A slot is a term that refers to the position of an object on the axis of a rotating shaft or rotary machine. In some cases, a slot may also refer to a portion of an expansion card (for example, an ISA or PCI slot on a motherboard). It is important to understand what a slot is before using one.

A rotary machine can have many slots, each of which has a different position. The position of a slot can change the way the machine functions, and it can affect the outcome of a spin. For example, a slot that is near the center of the rotor may spin faster than a slot at the edge of the rotor. This can be beneficial, as it may allow the rotary machine to spin more quickly and generate more revenue.

The pay table is a key feature of any slot machine. It provides players with instructions on how to play the game and delivers crucial information such as the probability of hitting a particular symbol. It can also explain how multiple winning symbols are calculated, including the payouts that can be made from landing three, four, or five of them.

In addition to explaining how many ways to win, the pay table will also detail the minimum and maximum bet amounts. If a slot has additional features, such as scatters or jackpots, it will highlight these too. If the slot has wild symbols, it will show how they can substitute for other symbols and how they behave in bonus or free games rounds.
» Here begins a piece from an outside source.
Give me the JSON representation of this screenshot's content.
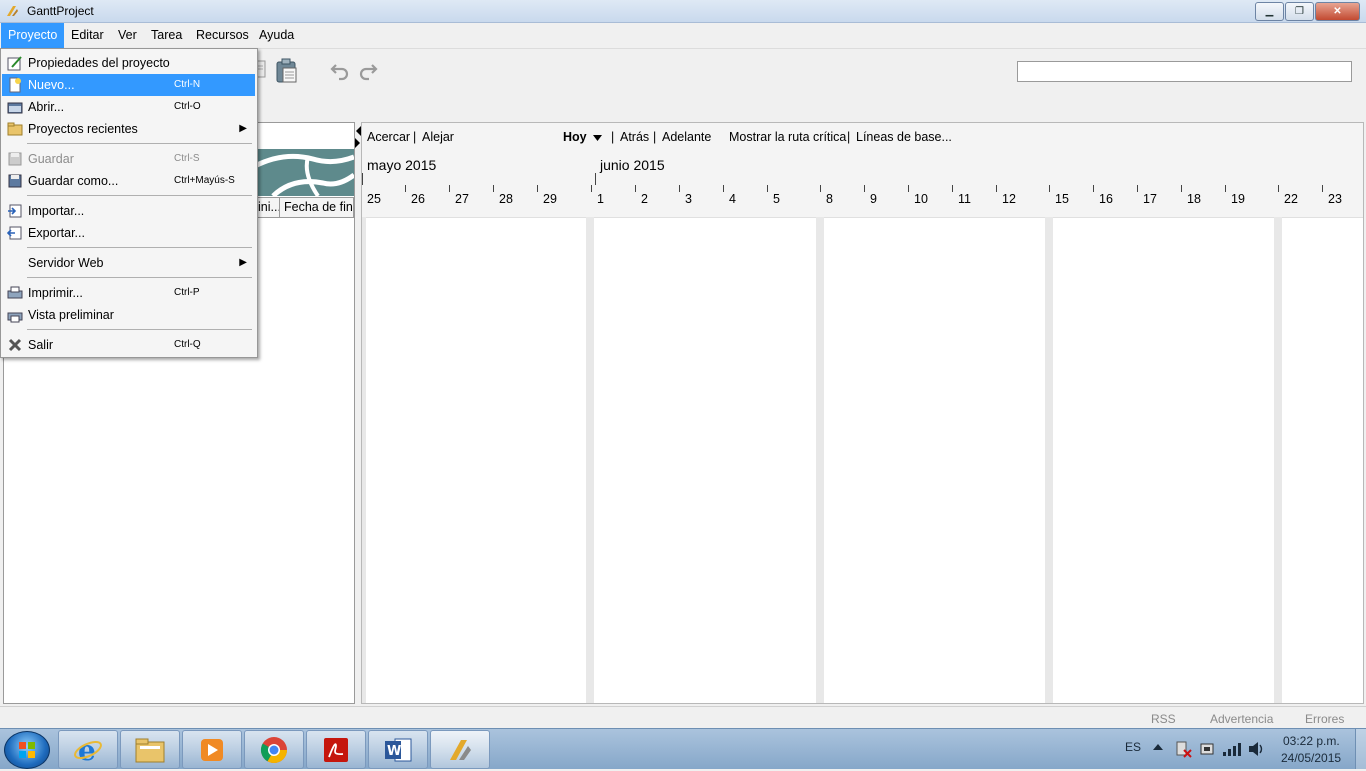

Slots are a form of gambling and are legal in most jurisdictions. However, they are often regulated and may only be available in certain types of establishments. Many states have established gaming control boards to regulate the operation of slot machines. They can also create rules on how much a player can bet and when.

Having a good understanding of slot is critical to maximizing your chances of success. A lot of people make the mistake of thinking that it’s just them against the machine, but this couldn’t be further from the truth. You’re in a communal gaming environment, and you need to be mindful of others to help protect the experience for everyone.
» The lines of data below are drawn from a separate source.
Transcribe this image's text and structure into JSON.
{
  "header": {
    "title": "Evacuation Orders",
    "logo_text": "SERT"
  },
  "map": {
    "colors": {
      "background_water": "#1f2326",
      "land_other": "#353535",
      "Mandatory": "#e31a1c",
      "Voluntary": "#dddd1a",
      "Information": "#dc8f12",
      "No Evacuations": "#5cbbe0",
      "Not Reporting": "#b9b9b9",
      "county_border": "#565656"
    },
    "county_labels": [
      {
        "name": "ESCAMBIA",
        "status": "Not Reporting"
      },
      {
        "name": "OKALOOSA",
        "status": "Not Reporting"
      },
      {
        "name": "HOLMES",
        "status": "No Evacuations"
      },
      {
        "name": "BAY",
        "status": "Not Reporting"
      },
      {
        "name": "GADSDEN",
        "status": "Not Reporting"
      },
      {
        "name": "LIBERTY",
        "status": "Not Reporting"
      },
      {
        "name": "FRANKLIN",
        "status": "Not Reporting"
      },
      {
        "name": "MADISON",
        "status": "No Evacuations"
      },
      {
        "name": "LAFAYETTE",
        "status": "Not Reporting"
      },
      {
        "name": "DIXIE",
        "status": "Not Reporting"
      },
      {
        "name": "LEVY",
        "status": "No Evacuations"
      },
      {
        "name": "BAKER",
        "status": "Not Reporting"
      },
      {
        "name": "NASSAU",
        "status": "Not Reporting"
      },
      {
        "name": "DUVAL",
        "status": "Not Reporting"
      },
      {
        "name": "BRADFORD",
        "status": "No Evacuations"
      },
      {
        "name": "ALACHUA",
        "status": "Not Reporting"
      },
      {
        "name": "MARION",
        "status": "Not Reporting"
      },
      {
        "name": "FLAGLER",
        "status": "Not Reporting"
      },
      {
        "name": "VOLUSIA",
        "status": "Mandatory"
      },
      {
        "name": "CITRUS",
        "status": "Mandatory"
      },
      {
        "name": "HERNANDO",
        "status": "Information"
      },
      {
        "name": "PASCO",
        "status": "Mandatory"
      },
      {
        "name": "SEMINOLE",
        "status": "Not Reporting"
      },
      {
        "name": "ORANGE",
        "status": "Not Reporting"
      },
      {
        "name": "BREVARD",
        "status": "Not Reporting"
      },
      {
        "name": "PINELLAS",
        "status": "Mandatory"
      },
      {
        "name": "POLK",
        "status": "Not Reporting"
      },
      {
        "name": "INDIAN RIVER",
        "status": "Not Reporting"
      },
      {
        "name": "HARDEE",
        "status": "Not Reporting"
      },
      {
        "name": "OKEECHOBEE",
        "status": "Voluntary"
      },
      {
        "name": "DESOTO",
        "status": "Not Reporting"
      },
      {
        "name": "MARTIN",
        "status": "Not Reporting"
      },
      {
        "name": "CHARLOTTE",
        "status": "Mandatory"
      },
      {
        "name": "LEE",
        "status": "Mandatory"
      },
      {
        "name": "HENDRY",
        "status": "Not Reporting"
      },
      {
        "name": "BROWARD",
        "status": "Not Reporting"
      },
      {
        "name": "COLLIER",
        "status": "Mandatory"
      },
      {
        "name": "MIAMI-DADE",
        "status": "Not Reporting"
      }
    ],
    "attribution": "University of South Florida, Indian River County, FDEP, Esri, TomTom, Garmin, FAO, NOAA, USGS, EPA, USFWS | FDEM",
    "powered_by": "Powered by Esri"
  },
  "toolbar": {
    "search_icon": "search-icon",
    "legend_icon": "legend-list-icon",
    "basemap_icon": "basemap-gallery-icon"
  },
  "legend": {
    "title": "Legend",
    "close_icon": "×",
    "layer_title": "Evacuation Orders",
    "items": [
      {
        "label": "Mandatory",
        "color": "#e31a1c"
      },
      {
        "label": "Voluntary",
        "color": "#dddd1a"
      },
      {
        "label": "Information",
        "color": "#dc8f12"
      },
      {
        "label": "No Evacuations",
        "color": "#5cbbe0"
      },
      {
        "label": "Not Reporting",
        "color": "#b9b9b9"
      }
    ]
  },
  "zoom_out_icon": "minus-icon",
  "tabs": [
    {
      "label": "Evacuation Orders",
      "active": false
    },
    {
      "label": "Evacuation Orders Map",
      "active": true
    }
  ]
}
While Slot receivers don’t have to deal with crushing blocks like offensive linemen, they still need to be fast enough to run through the defense’s best tacklers. That’s why it’s important for them to use their speed and pre-snap motion to get into great positions where they can avoid getting hit by the defense. In addition, they often act as a big decoy on pitch plays, reverses, and end-arounds. By lining up well and avoiding contact, they can make it past the defense’s best tacklers and find open space to work with. These types of running plays require precise timing and coordination between the quarterback, Slot receiver, and other receivers. Without it, the offense would struggle to gain any ground against a strong defense.